I agree, Heidi, Jane Eyre is a wonderful character (actually she feels more like a real person than just a character.) I love how she struggles with herself, it's such a true portrayal.Delete
"It's the gift of hope when all hope is gone." - I love that, well said. I have trouble parting with P&P as my favorite Austen novel, but if I could tie it with something, it would be Persuasion. I wrote about Jane Eyre being my favorite at my blog, but Persuasion is definitely up there.ReplyDelete
Jenna, P&P is an Austen favorite for good reason! To be honest, I watch the P&P adaptation much more often than I watch the Persuasion film because it has that perfect funny/serious balance. I'm going to pop over to your blog and read what you wrote about Jane Eyre - another wonderful book!Delete
Anne is not a kindred spirit for me, but I really, really like Captain Wentworth :D But seriously, even if one doesn't identify with her, it is hard not to sympathize with Anne. Austen creates that scenario where the slights and injustices pile up and you just want the good & overlooked character to get her happiness. Great choice for a favorite classic!ReplyDelete
I know, how can one not like Captain Wentworth?? I agree that it's a book where you just want to reach in and fix everything. On one hand, it was nice of Austen to supply a happy ending, on the other hand, Austen describes her world too clearly enough to allow full belief that there won't be any more problems.Delete

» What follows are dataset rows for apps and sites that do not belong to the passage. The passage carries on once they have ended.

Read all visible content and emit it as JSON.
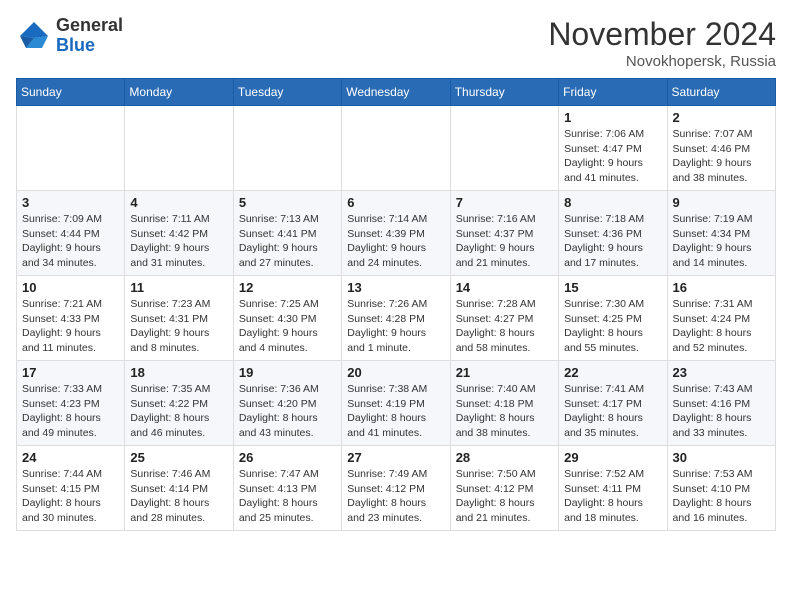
{
  "header": {
    "logo_general": "General",
    "logo_blue": "Blue",
    "month_title": "November 2024",
    "location": "Novokhopersk, Russia"
  },
  "days_of_week": [
    "Sunday",
    "Monday",
    "Tuesday",
    "Wednesday",
    "Thursday",
    "Friday",
    "Saturday"
  ],
  "weeks": [
    [
      {
        "day": "",
        "info": ""
      },
      {
        "day": "",
        "info": ""
      },
      {
        "day": "",
        "info": ""
      },
      {
        "day": "",
        "info": ""
      },
      {
        "day": "",
        "info": ""
      },
      {
        "day": "1",
        "info": "Sunrise: 7:06 AM\nSunset: 4:47 PM\nDaylight: 9 hours and 41 minutes."
      },
      {
        "day": "2",
        "info": "Sunrise: 7:07 AM\nSunset: 4:46 PM\nDaylight: 9 hours and 38 minutes."
      }
    ],
    [
      {
        "day": "3",
        "info": "Sunrise: 7:09 AM\nSunset: 4:44 PM\nDaylight: 9 hours and 34 minutes."
      },
      {
        "day": "4",
        "info": "Sunrise: 7:11 AM\nSunset: 4:42 PM\nDaylight: 9 hours and 31 minutes."
      },
      {
        "day": "5",
        "info": "Sunrise: 7:13 AM\nSunset: 4:41 PM\nDaylight: 9 hours and 27 minutes."
      },
      {
        "day": "6",
        "info": "Sunrise: 7:14 AM\nSunset: 4:39 PM\nDaylight: 9 hours and 24 minutes."
      },
      {
        "day": "7",
        "info": "Sunrise: 7:16 AM\nSunset: 4:37 PM\nDaylight: 9 hours and 21 minutes."
      },
      {
        "day": "8",
        "info": "Sunrise: 7:18 AM\nSunset: 4:36 PM\nDaylight: 9 hours and 17 minutes."
      },
      {
        "day": "9",
        "info": "Sunrise: 7:19 AM\nSunset: 4:34 PM\nDaylight: 9 hours and 14 minutes."
      }
    ],
    [
      {
        "day": "10",
        "info": "Sunrise: 7:21 AM\nSunset: 4:33 PM\nDaylight: 9 hours and 11 minutes."
      },
      {
        "day": "11",
        "info": "Sunrise: 7:23 AM\nSunset: 4:31 PM\nDaylight: 9 hours and 8 minutes."
      },
      {
        "day": "12",
        "info": "Sunrise: 7:25 AM\nSunset: 4:30 PM\nDaylight: 9 hours and 4 minutes."
      },
      {
        "day": "13",
        "info": "Sunrise: 7:26 AM\nSunset: 4:28 PM\nDaylight: 9 hours and 1 minute."
      },
      {
        "day": "14",
        "info": "Sunrise: 7:28 AM\nSunset: 4:27 PM\nDaylight: 8 hours and 58 minutes."
      },
      {
        "day": "15",
        "info": "Sunrise: 7:30 AM\nSunset: 4:25 PM\nDaylight: 8 hours and 55 minutes."
      },
      {
        "day": "16",
        "info": "Sunrise: 7:31 AM\nSunset: 4:24 PM\nDaylight: 8 hours and 52 minutes."
      }
    ],
    [
      {
        "day": "17",
        "info": "Sunrise: 7:33 AM\nSunset: 4:23 PM\nDaylight: 8 hours and 49 minutes."
      },
      {
        "day": "18",
        "info": "Sunrise: 7:35 AM\nSunset: 4:22 PM\nDaylight: 8 hours and 46 minutes."
      },
      {
        "day": "19",
        "info": "Sunrise: 7:36 AM\nSunset: 4:20 PM\nDaylight: 8 hours and 43 minutes."
      },
      {
        "day": "20",
        "info": "Sunrise: 7:38 AM\nSunset: 4:19 PM\nDaylight: 8 hours and 41 minutes."
      },
      {
        "day": "21",
        "info": "Sunrise: 7:40 AM\nSunset: 4:18 PM\nDaylight: 8 hours and 38 minutes."
      },
      {
        "day": "22",
        "info": "Sunrise: 7:41 AM\nSunset: 4:17 PM\nDaylight: 8 hours and 35 minutes."
      },
      {
        "day": "23",
        "info": "Sunrise: 7:43 AM\nSunset: 4:16 PM\nDaylight: 8 hours and 33 minutes."
      }
    ],
    [
      {
        "day": "24",
        "info": "Sunrise: 7:44 AM\nSunset: 4:15 PM\nDaylight: 8 hours and 30 minutes."
      },
      {
        "day": "25",
        "info": "Sunrise: 7:46 AM\nSunset: 4:14 PM\nDaylight: 8 hours and 28 minutes."
      },
      {
        "day": "26",
        "info": "Sunrise: 7:47 AM\nSunset: 4:13 PM\nDaylight: 8 hours and 25 minutes."
      },
      {
        "day": "27",
        "info": "Sunrise: 7:49 AM\nSunset: 4:12 PM\nDaylight: 8 hours and 23 minutes."
      },
      {
        "day": "28",
        "info": "Sunrise: 7:50 AM\nSunset: 4:12 PM\nDaylight: 8 hours and 21 minutes."
      },
      {
        "day": "29",
        "info": "Sunrise: 7:52 AM\nSunset: 4:11 PM\nDaylight: 8 hours and 18 minutes."
      },
      {
        "day": "30",
        "info": "Sunrise: 7:53 AM\nSunset: 4:10 PM\nDaylight: 8 hours and 16 minutes."
      }
    ]
  ]
}
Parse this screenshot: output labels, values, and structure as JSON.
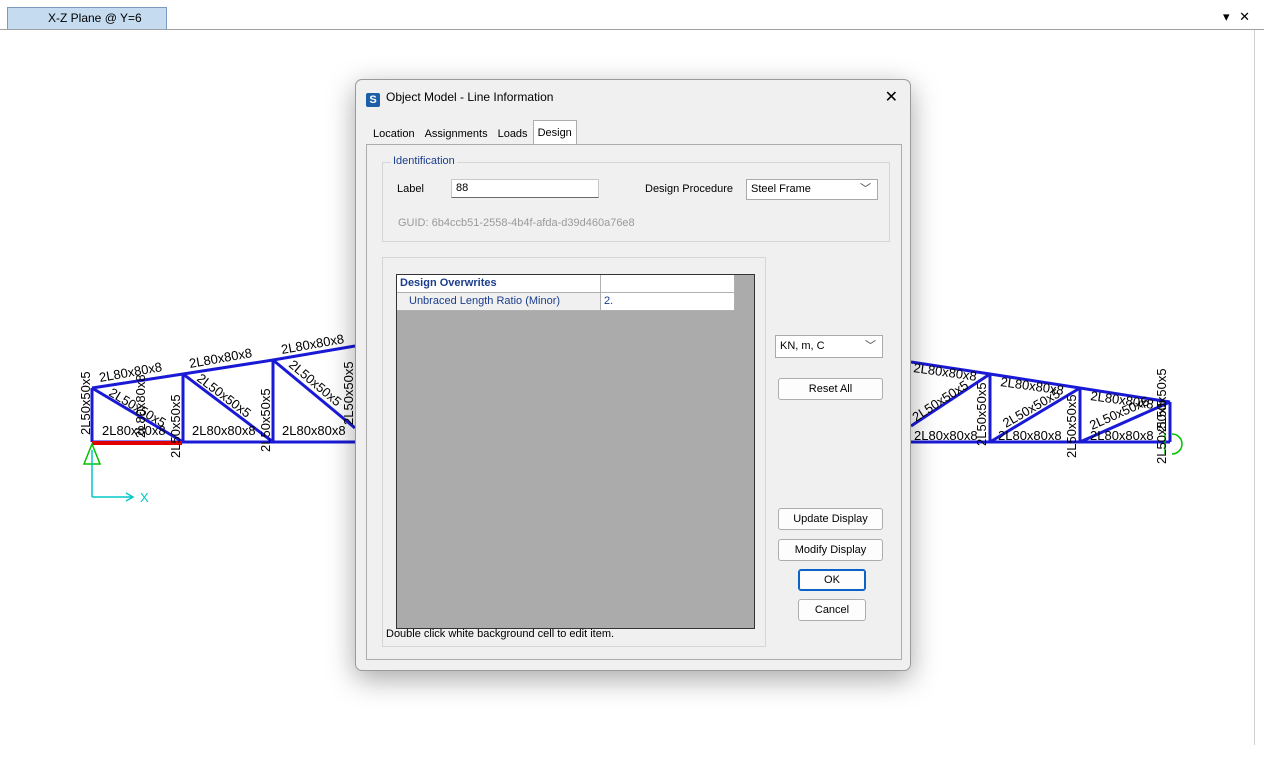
{
  "window": {
    "view_tab": "X-Z Plane @ Y=6",
    "controls": [
      "▾",
      "✕"
    ]
  },
  "model": {
    "axis_label": "X",
    "left_labels": [
      "2L50x50x5",
      "2L80x80x8",
      "2L50x50x5",
      "2L80x80x8",
      "2L50x50x5",
      "2L80x80x8",
      "2L50x50x5",
      "2L80x80x8",
      "2L50x50x5",
      "2L80x80x8",
      "2L80x80x8",
      "2L50x50x5",
      "2L50x50x5",
      "2L80x80x8"
    ],
    "right_labels": [
      "2L80x80x8",
      "2L50x50x5",
      "2L80x80x8",
      "2L50x50x5",
      "2L80x80x8",
      "2L80x80x8",
      "2L50x50x5",
      "2L80x80x8",
      "2L50x50x5",
      "2L50x50x5",
      "2L80x80x8",
      "2L50x50x5",
      "2L50x50x5"
    ],
    "colors": {
      "member": "#1a1ad6",
      "selected": "#e00000",
      "support": "#00c000",
      "axis": "#00c8c8"
    }
  },
  "dialog": {
    "app_icon": "S",
    "title": "Object Model - Line Information",
    "tabs": [
      "Location",
      "Assignments",
      "Loads",
      "Design"
    ],
    "active_tab": "Design",
    "identification": {
      "legend": "Identification",
      "label_caption": "Label",
      "label_value": "88",
      "procedure_caption": "Design Procedure",
      "procedure_value": "Steel Frame",
      "guid": "GUID:  6b4ccb51-2558-4b4f-afda-d39d460a76e8"
    },
    "overwrites": {
      "header": "Design Overwrites",
      "rows": [
        {
          "name": "Unbraced Length Ratio (Minor)",
          "value": "2."
        }
      ]
    },
    "hint": "Double click white background cell to edit item.",
    "units_value": "KN, m, C",
    "buttons": {
      "reset_all": "Reset All",
      "update_display": "Update Display",
      "modify_display": "Modify Display",
      "ok": "OK",
      "cancel": "Cancel"
    }
  }
}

I'm just getting started on Austen! I'm really looking forward to reading the rest of her works in general, not just the two on my list. I love how this makes you feel - that connection. So important when not just reading, but falling in love with a book. -SarahReplyDelete